I have to give so much credit to the staff at Ceilao Villas. Not only were they amazing at consoling a frantic woman, they also were incredibly helpful. Given that all my money had been taken, they even gave me the money I needed to take a tuk tuk to the police station to file a report.
Even though Colombo was beautiful, and I had an amazing time visiting the sights we talked about above, my time here also included some other negative moments. It was here in Colombo that I first started to realise the impact that the men in Sri Lanka had on me. I was getting used to all the staring from my time in Negombo, but staring stepped up to a whole new level here. While visiting the National Museum there was several school groups checking out all the cool old stuff. It actually got to the point where I was being chased around the museum by large groups of boys. There were several occasions when either the museum staff or Lawson had to step in and act as a human shield to stop them. It can be tough being a female foreigner in Sri Lanka. The unwanted male attention can become overwhelming. I was thankful to be travelling with my partner.

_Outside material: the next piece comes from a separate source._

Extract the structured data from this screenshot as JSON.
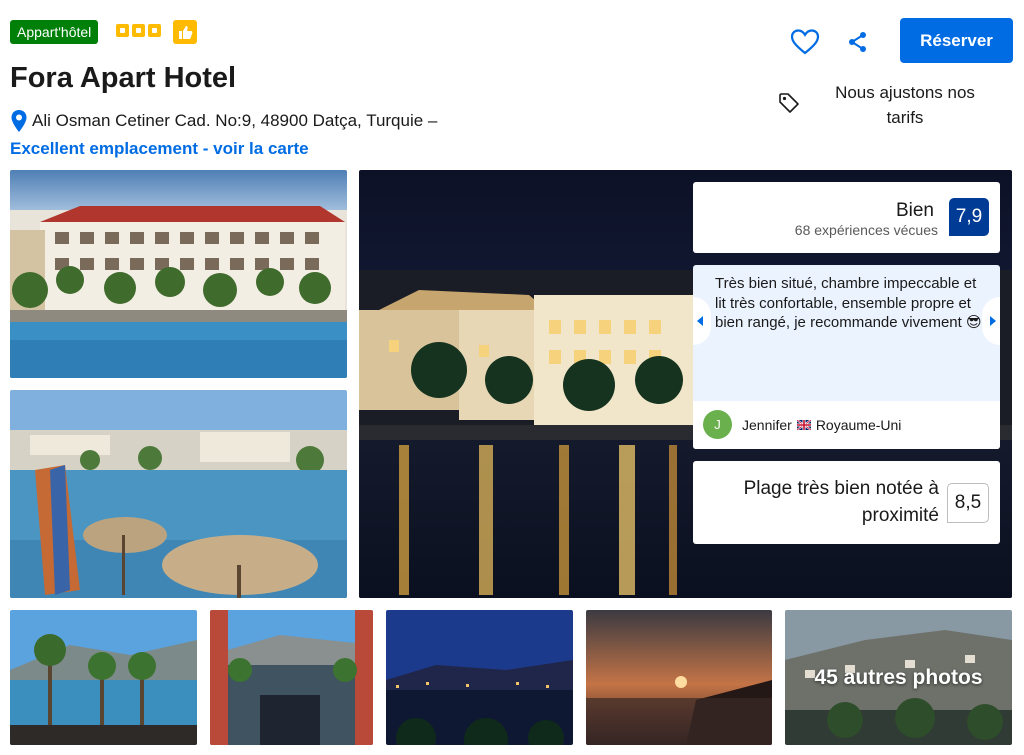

I can't even imagine what travelling alone, or with a group of girls, may have been like. The unwanted male attention went too far during our time in Galle. Subscribe to our blog to make sure you don’t miss part 3 of our Sri Lankan adventure and the full story.
We stepped off the bus in Colombo right in the middle of the Pettah Markets, both of us dragging heavy suitcases across dirt paths through hoards of people pulling us every which way to look at their stalls and produce. We wanted to find a place to drop our bags so we could explore Colombo before heading to Ceilao Villas. At one point we were even going to rent a cheap room just so that we could lock our bags away. I am so glad we didn't end up going through with it and decided to just take an Uber to the villas, because if we had discovered that Cat's wallet had been stolen while we were in the heart of Colombo things would have gone very differently. Sri Lankan people love to help but sometimes that can become overwhelming, especially when so many people are bombarding you in broken English. It doesn’t give you a chance to think, or even communicate with each other. Combine that with the heat, traffic and a stolen purse and things would have escalated a whole lot more than they did, and I would have had no chance of consoling Cat.

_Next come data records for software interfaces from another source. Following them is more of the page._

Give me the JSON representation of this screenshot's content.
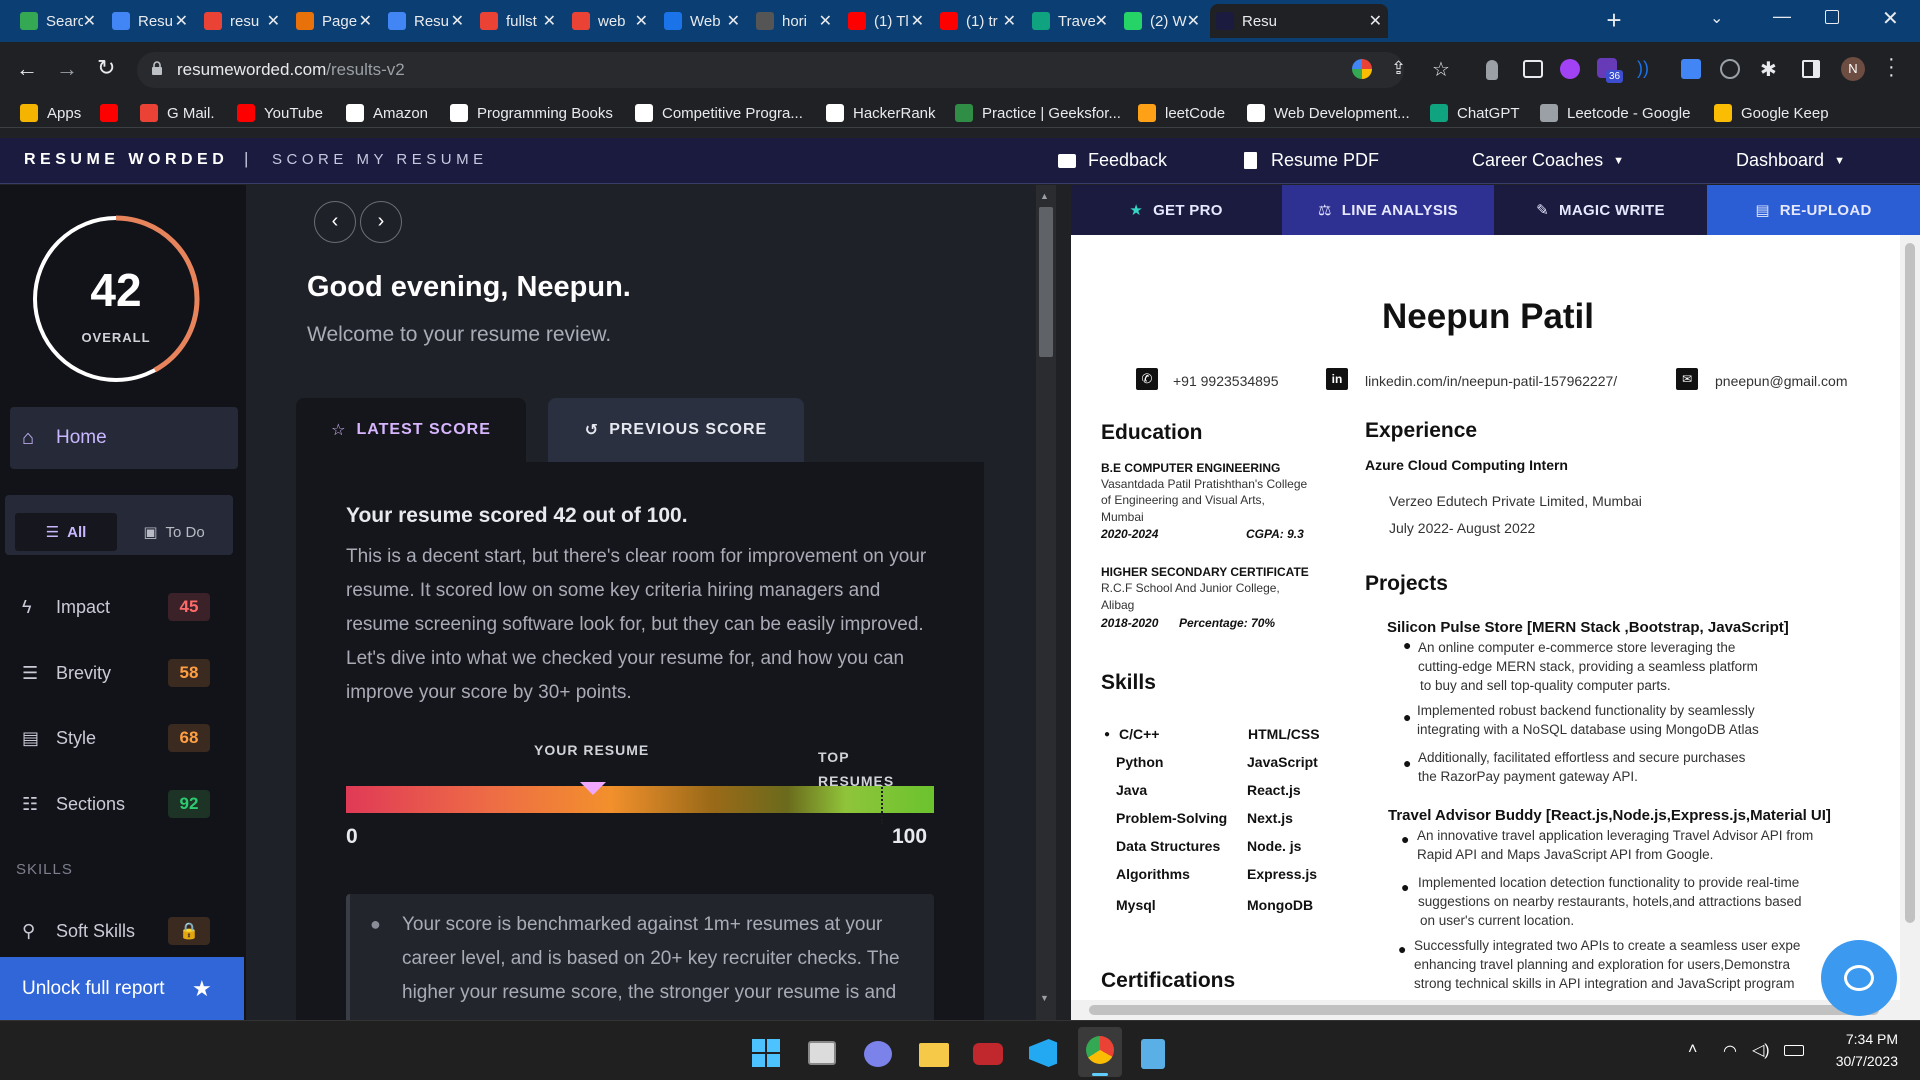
{
  "browser": {
    "tabs": [
      {
        "label": "Searc",
        "icon": "google-drive-icon",
        "color": "#34a853"
      },
      {
        "label": "Resu",
        "icon": "google-docs-icon",
        "color": "#4285f4"
      },
      {
        "label": "resu",
        "icon": "google-icon",
        "color": "#ea4335"
      },
      {
        "label": "Page",
        "icon": "page-icon",
        "color": "#e8710a"
      },
      {
        "label": "Resu",
        "icon": "google-docs-icon",
        "color": "#4285f4"
      },
      {
        "label": "fullst",
        "icon": "google-icon",
        "color": "#ea4335"
      },
      {
        "label": "web",
        "icon": "google-icon",
        "color": "#ea4335"
      },
      {
        "label": "Web",
        "icon": "web-icon",
        "color": "#1a73e8"
      },
      {
        "label": "hori",
        "icon": "css-tricks-icon",
        "color": "#555"
      },
      {
        "label": "(1) Tl",
        "icon": "youtube-icon",
        "color": "#ff0000"
      },
      {
        "label": "(1) tr",
        "icon": "youtube-icon",
        "color": "#ff0000"
      },
      {
        "label": "Trave",
        "icon": "chatgpt-icon",
        "color": "#10a37f"
      },
      {
        "label": "(2) W",
        "icon": "whatsapp-icon",
        "color": "#25d366"
      },
      {
        "label": "Resu",
        "icon": "resume-worded-icon",
        "color": "#1a1b3f"
      }
    ],
    "url_host": "resumeworded.com",
    "url_path": "/results-v2",
    "extension_badge": "36",
    "profile_initial": "N",
    "bookmarks": [
      {
        "label": "Apps",
        "icon": "apps-grid-icon",
        "color": "#f4b400"
      },
      {
        "label": "",
        "icon": "youtube-icon",
        "color": "#ff0000"
      },
      {
        "label": "G Mail.",
        "icon": "gmail-icon",
        "color": "#ea4335"
      },
      {
        "label": "YouTube",
        "icon": "youtube-icon",
        "color": "#ff0000"
      },
      {
        "label": "Amazon",
        "icon": "amazon-icon",
        "color": "#ffffff"
      },
      {
        "label": "Programming Books",
        "icon": "github-icon",
        "color": "#ffffff"
      },
      {
        "label": "Competitive Progra...",
        "icon": "codechef-icon",
        "color": "#ffffff"
      },
      {
        "label": "HackerRank",
        "icon": "hackerrank-icon",
        "color": "#ffffff"
      },
      {
        "label": "Practice | Geeksfor...",
        "icon": "geeksforgeeks-icon",
        "color": "#2f8d46"
      },
      {
        "label": "leetCode",
        "icon": "leetcode-icon",
        "color": "#ffa116"
      },
      {
        "label": "Web Development...",
        "icon": "web-dev-icon",
        "color": "#ffffff"
      },
      {
        "label": "ChatGPT",
        "icon": "chatgpt-icon",
        "color": "#10a37f"
      },
      {
        "label": "Leetcode - Google",
        "icon": "globe-icon",
        "color": "#9aa0a6"
      },
      {
        "label": "Google Keep",
        "icon": "google-keep-icon",
        "color": "#fbbc04"
      }
    ]
  },
  "site": {
    "brand": "RESUME WORDED",
    "divider": "|",
    "subtitle": "SCORE MY RESUME",
    "nav": {
      "feedback": "Feedback",
      "resume_pdf": "Resume PDF",
      "career_coaches": "Career Coaches",
      "dashboard": "Dashboard"
    }
  },
  "sidebar": {
    "score": "42",
    "score_label": "OVERALL",
    "score_fraction": 0.42,
    "home": "Home",
    "filter_all": "All",
    "filter_todo": "To Do",
    "items": [
      {
        "label": "Impact",
        "score": "45",
        "icon": "bolt-icon",
        "color": "#ff6b6b",
        "bg": "#3a2228"
      },
      {
        "label": "Brevity",
        "score": "58",
        "icon": "list-icon",
        "color": "#ff9f43",
        "bg": "#3a2a20"
      },
      {
        "label": "Style",
        "score": "68",
        "icon": "document-icon",
        "color": "#ff9f43",
        "bg": "#3a2a20"
      },
      {
        "label": "Sections",
        "score": "92",
        "icon": "sections-icon",
        "color": "#2ecc71",
        "bg": "#1c3325"
      }
    ],
    "skills_heading": "SKILLS",
    "soft_skills": "Soft Skills",
    "unlock": "Unlock full report"
  },
  "main": {
    "greeting": "Good evening, Neepun.",
    "welcome": "Welcome to your resume review.",
    "tab_latest": "LATEST SCORE",
    "tab_previous": "PREVIOUS SCORE",
    "score_heading": "Your resume scored 42 out of 100.",
    "description": "This is a decent start, but there's clear room for improvement on your resume. It scored low on some key criteria hiring managers and resume screening software look for, but they can be easily improved. Let's dive into what we checked your resume for, and how you can improve your score by 30+ points.",
    "bar_label_yours": "YOUR RESUME",
    "bar_label_top": "TOP RESUMES",
    "bar_min": "0",
    "bar_max": "100",
    "bar_marker_value": 42,
    "bar_top_value": 91,
    "benchmark": "Your score is benchmarked against 1m+ resumes at your career level, and is based on 20+ key recruiter checks. The higher your resume score, the stronger your resume is and"
  },
  "resume_tabs": {
    "get_pro": "GET PRO",
    "line_analysis": "LINE ANALYSIS",
    "magic_write": "MAGIC WRITE",
    "reupload": "RE-UPLOAD"
  },
  "resume": {
    "name": "Neepun Patil",
    "phone": "+91 9923534895",
    "linkedin": "linkedin.com/in/neepun-patil-157962227/",
    "email": "pneepun@gmail.com",
    "education_heading": "Education",
    "edu1_title": "B.E  COMPUTER ENGINEERING",
    "edu1_school1": "Vasantdada Patil Pratishthan's College",
    "edu1_school2": "of Engineering and Visual Arts,",
    "edu1_school3": "Mumbai",
    "edu1_years": "2020-2024",
    "edu1_cgpa": "CGPA: 9.3",
    "edu2_title": "HIGHER SECONDARY CERTIFICATE",
    "edu2_school1": "R.C.F School And Junior College,",
    "edu2_school2": "Alibag",
    "edu2_years": "2018-2020",
    "edu2_pct": "Percentage: 70%",
    "skills_heading": "Skills",
    "skills_col1": [
      "C/C++",
      "Python",
      "Java",
      "Problem-Solving",
      "Data Structures",
      "Algorithms",
      "Mysql"
    ],
    "skills_col2": [
      "HTML/CSS",
      "JavaScript",
      "React.js",
      "Next.js",
      "Node. js",
      "Express.js",
      "MongoDB"
    ],
    "certifications_heading": "Certifications",
    "experience_heading": "Experience",
    "exp_role": "Azure Cloud Computing Intern",
    "exp_company": "Verzeo Edutech Private Limited, Mumbai",
    "exp_dates": "July 2022- August 2022",
    "projects_heading": "Projects",
    "proj1_title": "Silicon Pulse Store  [MERN Stack ,Bootstrap, JavaScript]",
    "proj1_b1_l1": "An online computer e-commerce store leveraging the",
    "proj1_b1_l2": "cutting-edge MERN stack, providing a seamless platform",
    "proj1_b1_l3": "to buy and sell top-quality computer parts.",
    "proj1_b2_l1": "Implemented robust backend functionality by seamlessly",
    "proj1_b2_l2": "integrating with a NoSQL database using MongoDB Atlas",
    "proj1_b3_l1": "Additionally, facilitated effortless and secure purchases",
    "proj1_b3_l2": "the RazorPay payment gateway API.",
    "proj2_title": "Travel Advisor Buddy  [React.js,Node.js,Express.js,Material UI]",
    "proj2_b1_l1": "An innovative travel application leveraging Travel Advisor API from",
    "proj2_b1_l2": "Rapid API and Maps JavaScript API from Google.",
    "proj2_b2_l1": "Implemented location detection functionality to provide real-time",
    "proj2_b2_l2": "suggestions on nearby restaurants, hotels,and attractions based",
    "proj2_b2_l3": "on user's current location.",
    "proj3_b1_l1": "Successfully integrated two APIs to create a seamless user expe",
    "proj3_b1_l2": "enhancing travel planning and exploration for users,Demonstra",
    "proj3_b1_l3": "strong technical skills in API integration and JavaScript program"
  },
  "taskbar": {
    "time": "7:34 PM",
    "date": "30/7/2023",
    "apps": [
      "windows-start-icon",
      "task-view-icon",
      "teams-chat-icon",
      "file-explorer-icon",
      "game-app-icon",
      "vscode-icon",
      "chrome-icon",
      "notepad-icon"
    ]
  }
}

I have to take my hat off to Cat. The start of this holiday had not been the greatest for her but she did not let it ruin her trip. She was determined to have a good time and I was really proud of how she handled herself. Of course, she had just lost everything, including her sim card, so broke down when it happened, but once she had calmed down she remained so positive. Everything Cat lost was replaceable and to hear her find the positives in such a shit situation made me love her more. She was right though. When put into perspective, yes, it was going to be a pain to replace all the cards, sim card, money and fill out the insurance forms, but we were both safe and healthy in a brand new country that needed to be explored. By comparison, a lot of people in Sri Lanka have very little so Cat made it clear that we were still blessed to have the ability to travel to these countries and experience life.
Our first day was spent in the police station, so we had to pack Colombo and everything we wanted to see into one fully loaded day. We jammed in everything, as well as visiting a magic shop I found online that we would have never been able to find without our tuk tuk driver, who still had to call and get directions when we struggled to locate the place.
Colombo is a very busy city filled with plenty to do. If you are going to explore the city keep in mind that Colombo is the only place where tuk tuk’s have meters. Always look for one of the metered taxis for two reasons, the first is it will save you time on not having to barter for a price to go somewhere and secondly, you will save money on the amount of your fair. Just make sure you have a map or the GPS on your phone with you to keep the driver from going the long way to try and get a bigger fare.